**Exercise:**
All of the records below should be output exactly.

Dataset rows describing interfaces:
· · · · ·

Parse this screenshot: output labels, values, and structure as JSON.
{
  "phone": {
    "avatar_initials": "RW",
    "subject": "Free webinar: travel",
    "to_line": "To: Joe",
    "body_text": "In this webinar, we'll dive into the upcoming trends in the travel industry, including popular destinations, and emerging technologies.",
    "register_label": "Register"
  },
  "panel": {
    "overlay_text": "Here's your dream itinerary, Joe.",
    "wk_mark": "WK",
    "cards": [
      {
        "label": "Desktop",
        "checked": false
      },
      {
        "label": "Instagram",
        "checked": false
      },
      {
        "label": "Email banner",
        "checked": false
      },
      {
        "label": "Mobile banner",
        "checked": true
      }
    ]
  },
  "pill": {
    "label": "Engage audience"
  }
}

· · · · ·

**Exercise answer:**
Parse this screenshot: output labels, values, and structure as JSON.
{
  "phone": {
    "avatar_initials": "RW",
    "subject": "Free webinar: travel",
    "to_line": "To: Joe",
    "body_text": "In this webinar, we'll dive into the upcoming trends in the travel industry, including popular destinations, and emerging technologies.",
    "register_label": "Register"
  },
  "panel": {
    "overlay_text": "Here's your dream itinerary, Joe.",
    "wk_mark": "WK",
    "cards": [
      {
        "label": "Desktop",
        "checked": false
      },
      {
        "label": "Instagram",
        "checked": false
      },
      {
        "label": "Email banner",
        "checked": false
      },
      {
        "label": "Mobile banner",
        "checked": true
      }
    ]
  },
  "pill": {
    "label": "Engage audience"
  }
}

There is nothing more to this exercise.